Assembling the best available data and modelling, the atlas focuses on two geological formations with hydrocarbon potential, the Cumberland Sub-basin in Northern Nova Scotia and the Windsor Sub-basin south of the Minas Basin and Cobequid Bay.

It estimates some 6.5 trillion cubic feet (tcf) of recoverable natural gas lies in the two formations, of which 4.3 tcf would be shale gas requiring fracking to crack the rock and make it flow. The remainder is conventional gas and coal-bed methane. The atlas estimates a market value of $20-$60 billion for these reserves.

Given the potential of this resource to lift economic growth and public revenues, in a province that could use a lot more of both, itís reasonable that voices are calling on government to at least permit enough exploration to clarify the extent and value of shale reserves, so their public owners can make informed decisions on development.

But itís not surprising, either, that people who wanted a ban still believe fracking canít be safely regulated and presents threats to groundwater that canít be mitigated.

No one in government, after all, is doing work on how fracking might be well regulated or what the best practices and highest standards would look like in terms of Nova Scotiaís geology and hydrology. Apart from compiling the atlas, the province has made no effort in four years to improve our understanding of the risks and benefits of fracking or to help communities weigh them.

Following the atlas release, the premier and energy minister have said itís up to communities and industry to hold consultations and approach them if they have support for changing the ban. The government itself has no plan to change it or to further any consultation or discussion.

It shouldnít be that way. David Wheelerís year-long commission told us in 2014 that we didnít know enough about fracking to decide either way, to allow it to take place or to prohibit it. It concluded, logically enough, that we ought to acquire the information to make reasonable decisions about whether, where and how to allow fracking.

It recommended the highest standard of safeguards and regulation be in place before any development could proceed. It recommended a mechanism to allow communities to give or withhold informed consent and to share in the financial benefits of the resource if consent were given.

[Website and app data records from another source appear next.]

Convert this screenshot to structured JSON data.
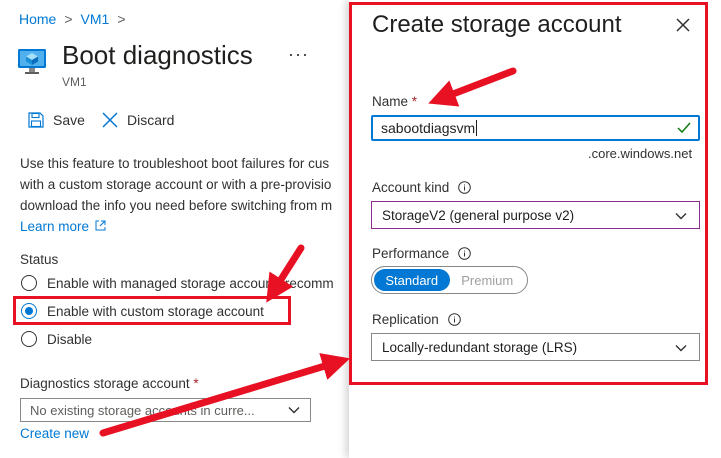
{
  "breadcrumb": {
    "home": "Home",
    "vm": "VM1",
    "sep": ">"
  },
  "page": {
    "title": "Boot diagnostics",
    "subtitle": "VM1",
    "more": "···"
  },
  "toolbar": {
    "save_label": "Save",
    "discard_label": "Discard"
  },
  "description": {
    "line1": "Use this feature to troubleshoot boot failures for cus",
    "line2": "with a custom storage account or with a pre-provisio",
    "line3": "download the info you need before switching from m",
    "learn_more": "Learn more"
  },
  "status": {
    "label": "Status",
    "options": [
      {
        "label": "Enable with managed storage account (recomm",
        "checked": false
      },
      {
        "label": "Enable with custom storage account",
        "checked": true
      },
      {
        "label": "Disable",
        "checked": false
      }
    ]
  },
  "diagnostics": {
    "label": "Diagnostics storage account",
    "required": "*",
    "placeholder": "No existing storage accounts in curre...",
    "create_new": "Create new"
  },
  "panel": {
    "title": "Create storage account",
    "name": {
      "label": "Name",
      "required": "*",
      "value": "sabootdiagsvm",
      "suffix": ".core.windows.net"
    },
    "account_kind": {
      "label": "Account kind",
      "value": "StorageV2 (general purpose v2)"
    },
    "performance": {
      "label": "Performance",
      "options": [
        "Standard",
        "Premium"
      ],
      "selected": "Standard"
    },
    "replication": {
      "label": "Replication",
      "value": "Locally-redundant storage (LRS)"
    }
  },
  "colors": {
    "accent": "#0078d4",
    "annotation": "#e81123",
    "required": "#a4262c",
    "valid": "#107c10"
  }
}
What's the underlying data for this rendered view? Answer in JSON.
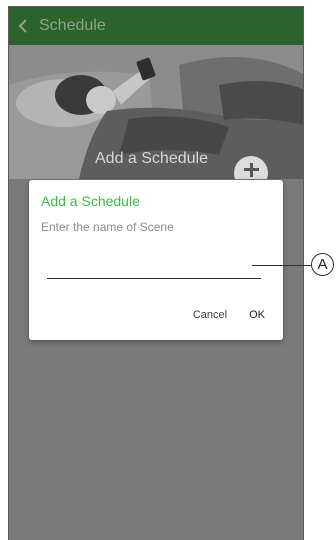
{
  "appbar": {
    "title": "Schedule",
    "back_icon": "chevron-left-icon"
  },
  "hero": {
    "label": "Add a Schedule",
    "add_icon": "plus-icon"
  },
  "dialog": {
    "title": "Add a Schedule",
    "subtitle": "Enter the name of Scene",
    "input_value": "",
    "cancel_label": "Cancel",
    "ok_label": "OK"
  },
  "callout": {
    "label": "A"
  },
  "colors": {
    "appbar": "#2c622c",
    "dialog_title": "#3dba45",
    "overlay": "#7a7a7a"
  }
}
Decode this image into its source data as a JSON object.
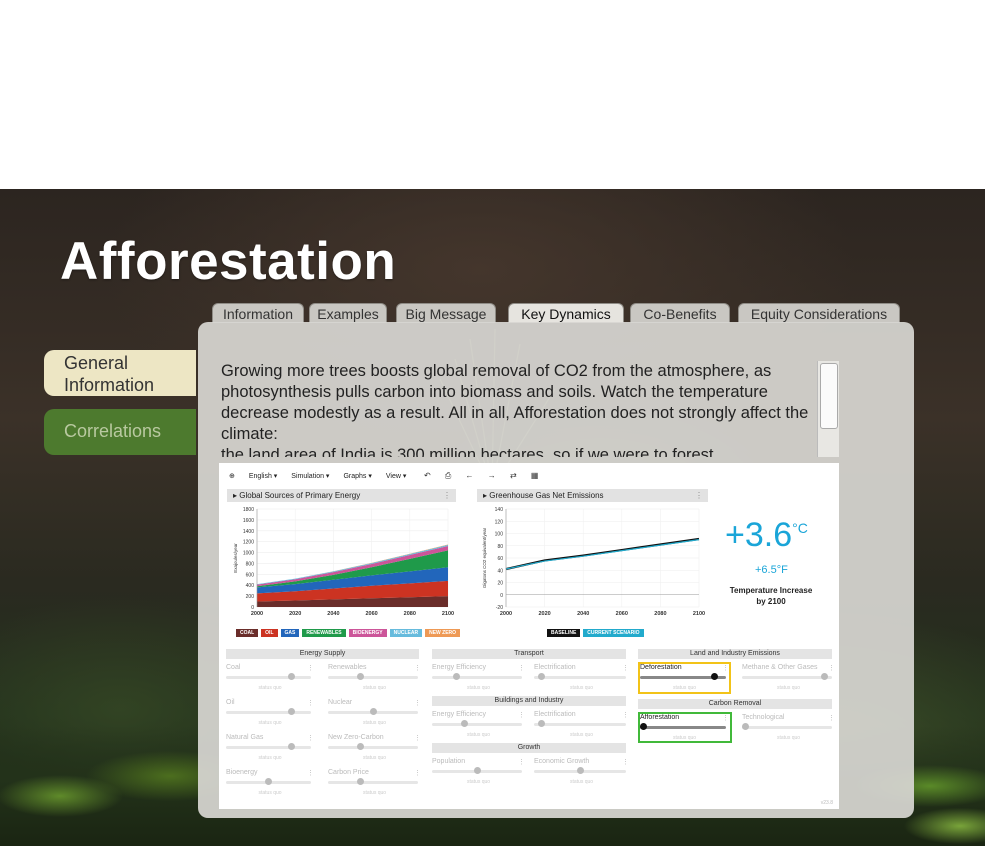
{
  "title": "Afforestation",
  "tabs": [
    "Information",
    "Examples",
    "Big Message",
    "Key Dynamics",
    "Co-Benefits",
    "Equity Considerations"
  ],
  "active_tab": "Key Dynamics",
  "sidebar": {
    "general": "General Information",
    "correlations": "Correlations"
  },
  "text": {
    "p1": "Growing more trees boosts global removal of CO2 from the atmosphere, as photosynthesis pulls carbon into biomass and soils. Watch the temperature decrease modestly as a result. All in all, Afforestation does not strongly affect the climate:",
    "p2": "the land area of India is 300 million hectares, so if we were to forest"
  },
  "sim": {
    "menu": [
      "English ▾",
      "Simulation ▾",
      "Graphs ▾",
      "View ▾"
    ],
    "tool_icons": "↶ ⎙ ← → ⇄ ▦",
    "graph1_title": "Global Sources of Primary Energy",
    "graph2_title": "Greenhouse Gas Net Emissions",
    "temp": {
      "value": "+3.6",
      "unit": "°C",
      "sub": "+6.5°F",
      "label": "Temperature Increase by 2100"
    },
    "legend1": [
      {
        "label": "COAL",
        "color": "#6a2d2a"
      },
      {
        "label": "OIL",
        "color": "#cc3322"
      },
      {
        "label": "GAS",
        "color": "#2266bb"
      },
      {
        "label": "RENEWABLES",
        "color": "#1f9a4a"
      },
      {
        "label": "BIOENERGY",
        "color": "#cc5599"
      },
      {
        "label": "NUCLEAR",
        "color": "#66bbdd"
      },
      {
        "label": "NEW ZERO",
        "color": "#ee9955"
      }
    ],
    "legend2": [
      {
        "label": "BASELINE",
        "color": "#111111"
      },
      {
        "label": "CURRENT SCENARIO",
        "color": "#22aacc"
      }
    ],
    "sections": {
      "energy": "Energy Supply",
      "transport": "Transport",
      "land": "Land and Industry Emissions",
      "buildings": "Buildings and Industry",
      "carbon": "Carbon Removal",
      "growth": "Growth"
    },
    "sliders": {
      "coal": "Coal",
      "renewables": "Renewables",
      "oil": "Oil",
      "nuclear": "Nuclear",
      "natural_gas": "Natural Gas",
      "new_zero": "New Zero-Carbon",
      "bioenergy": "Bioenergy",
      "carbon_price": "Carbon Price",
      "t_eff": "Energy Efficiency",
      "t_elec": "Electrification",
      "b_eff": "Energy Efficiency",
      "b_elec": "Electrification",
      "population": "Population",
      "economic": "Economic Growth",
      "deforestation": "Deforestation",
      "methane": "Methane & Other Gases",
      "afforestation": "Afforestation",
      "technological": "Technological"
    },
    "status_quo": "status quo",
    "levels": {
      "coal": 0.79,
      "renewables": 0.35,
      "oil": 0.79,
      "nuclear": 0.5,
      "natural_gas": 0.79,
      "new_zero": 0.35,
      "bioenergy": 0.5,
      "carbon_price": 0.35,
      "t_eff": 0.25,
      "t_elec": 0.05,
      "b_eff": 0.35,
      "b_elec": 0.05,
      "population": 0.5,
      "economic": 0.5,
      "deforestation": 0.9,
      "methane": 0.95,
      "afforestation": 0.0,
      "technological": 0.0
    },
    "version": "v23.8"
  },
  "chart_data": [
    {
      "type": "area",
      "title": "Global Sources of Primary Energy",
      "ylabel": "Exajoules/year",
      "x": [
        2000,
        2020,
        2040,
        2060,
        2080,
        2100
      ],
      "xlim": [
        2000,
        2100
      ],
      "ylim": [
        0,
        1800
      ],
      "yticks": [
        0,
        200,
        400,
        600,
        800,
        1000,
        1200,
        1400,
        1600,
        1800
      ],
      "series": [
        {
          "name": "COAL",
          "values": [
            100,
            120,
            140,
            160,
            180,
            200
          ]
        },
        {
          "name": "OIL",
          "values": [
            150,
            170,
            200,
            230,
            255,
            280
          ]
        },
        {
          "name": "GAS",
          "values": [
            110,
            130,
            160,
            190,
            220,
            250
          ]
        },
        {
          "name": "RENEWABLES",
          "values": [
            20,
            50,
            90,
            150,
            230,
            310
          ]
        },
        {
          "name": "BIOENERGY",
          "values": [
            30,
            40,
            50,
            60,
            70,
            80
          ]
        },
        {
          "name": "NUCLEAR",
          "values": [
            10,
            12,
            14,
            16,
            18,
            20
          ]
        },
        {
          "name": "NEW ZERO",
          "values": [
            0,
            0,
            2,
            4,
            6,
            8
          ]
        }
      ],
      "grid": true
    },
    {
      "type": "line",
      "title": "Greenhouse Gas Net Emissions",
      "ylabel": "Gigatons CO2 equivalent/year",
      "x": [
        2000,
        2020,
        2040,
        2060,
        2080,
        2100
      ],
      "xlim": [
        2000,
        2100
      ],
      "ylim": [
        -20,
        140
      ],
      "yticks": [
        -20,
        0,
        20,
        40,
        60,
        80,
        100,
        120,
        140
      ],
      "series": [
        {
          "name": "BASELINE",
          "values": [
            42,
            56,
            64,
            73,
            82,
            91
          ]
        },
        {
          "name": "CURRENT SCENARIO",
          "values": [
            42,
            55,
            63,
            72,
            81,
            90
          ]
        }
      ],
      "grid": true
    }
  ]
}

None of this prudent advice to learn, to consider new knowledge and to put informed precautionary measures in place has been followed. Against the commissionís advice, the government simply enacted a fracking ban and then left it in a curious limbo by not proclaiming it.

It didnít embark on any quest for fracking knowledge or regulatory excellence, so it hasnít learned a thing itself or advanced public understanding either. It hasnít made an effort to create a community consent framework or a way for communities to share royalties.

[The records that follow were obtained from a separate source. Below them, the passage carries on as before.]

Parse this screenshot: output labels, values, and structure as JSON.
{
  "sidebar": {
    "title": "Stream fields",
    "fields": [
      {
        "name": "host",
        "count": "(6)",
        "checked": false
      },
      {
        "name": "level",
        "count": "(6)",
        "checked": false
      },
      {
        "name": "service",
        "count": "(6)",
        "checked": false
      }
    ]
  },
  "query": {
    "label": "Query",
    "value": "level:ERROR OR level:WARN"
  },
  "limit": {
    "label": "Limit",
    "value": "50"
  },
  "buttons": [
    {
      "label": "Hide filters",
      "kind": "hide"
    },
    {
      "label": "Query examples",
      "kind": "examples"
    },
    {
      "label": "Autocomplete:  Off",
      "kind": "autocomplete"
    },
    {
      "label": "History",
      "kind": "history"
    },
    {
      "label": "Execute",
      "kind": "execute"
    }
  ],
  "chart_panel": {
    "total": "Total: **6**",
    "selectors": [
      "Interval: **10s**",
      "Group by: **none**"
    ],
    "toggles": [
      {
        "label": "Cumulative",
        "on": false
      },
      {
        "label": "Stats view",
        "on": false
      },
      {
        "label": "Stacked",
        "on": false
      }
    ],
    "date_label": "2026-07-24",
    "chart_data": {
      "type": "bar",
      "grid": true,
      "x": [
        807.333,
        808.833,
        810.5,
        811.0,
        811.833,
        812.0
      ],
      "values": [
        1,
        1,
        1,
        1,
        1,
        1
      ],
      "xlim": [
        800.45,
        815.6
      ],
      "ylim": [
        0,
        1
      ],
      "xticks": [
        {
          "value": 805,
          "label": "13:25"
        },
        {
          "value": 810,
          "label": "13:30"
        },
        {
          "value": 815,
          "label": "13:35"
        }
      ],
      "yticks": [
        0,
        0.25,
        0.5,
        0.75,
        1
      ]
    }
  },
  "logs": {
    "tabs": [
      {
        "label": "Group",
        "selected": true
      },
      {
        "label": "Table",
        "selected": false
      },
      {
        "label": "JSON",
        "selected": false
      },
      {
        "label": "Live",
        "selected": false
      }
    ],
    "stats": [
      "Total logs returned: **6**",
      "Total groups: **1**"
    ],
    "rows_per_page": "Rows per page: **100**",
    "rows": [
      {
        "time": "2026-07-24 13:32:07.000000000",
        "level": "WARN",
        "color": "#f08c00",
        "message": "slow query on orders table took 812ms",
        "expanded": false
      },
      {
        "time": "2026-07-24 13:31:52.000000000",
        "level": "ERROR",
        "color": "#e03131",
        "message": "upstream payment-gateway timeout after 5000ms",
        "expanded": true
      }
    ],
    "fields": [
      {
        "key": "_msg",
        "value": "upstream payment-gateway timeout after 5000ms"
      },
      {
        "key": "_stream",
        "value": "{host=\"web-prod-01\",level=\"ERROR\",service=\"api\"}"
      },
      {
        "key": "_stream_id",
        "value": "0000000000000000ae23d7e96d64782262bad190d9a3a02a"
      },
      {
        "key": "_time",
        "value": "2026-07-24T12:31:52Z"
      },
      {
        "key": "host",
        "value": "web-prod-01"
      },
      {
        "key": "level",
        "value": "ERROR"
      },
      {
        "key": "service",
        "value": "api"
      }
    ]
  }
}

So much for lifelong learning and the knowledge economy. On fracking, government assumes we know all we want to know and thatís OK. It isnít. We should know the value of our public resources. Communities should have the best knowledge on which to base decisions about developing them. The province should be a leader in providing that, not a follower content to leave fracking knowledge fossilized and discussion mired in the same old place. It should take the commissionís advice. Good decisions result from learning more, not from closing our minds.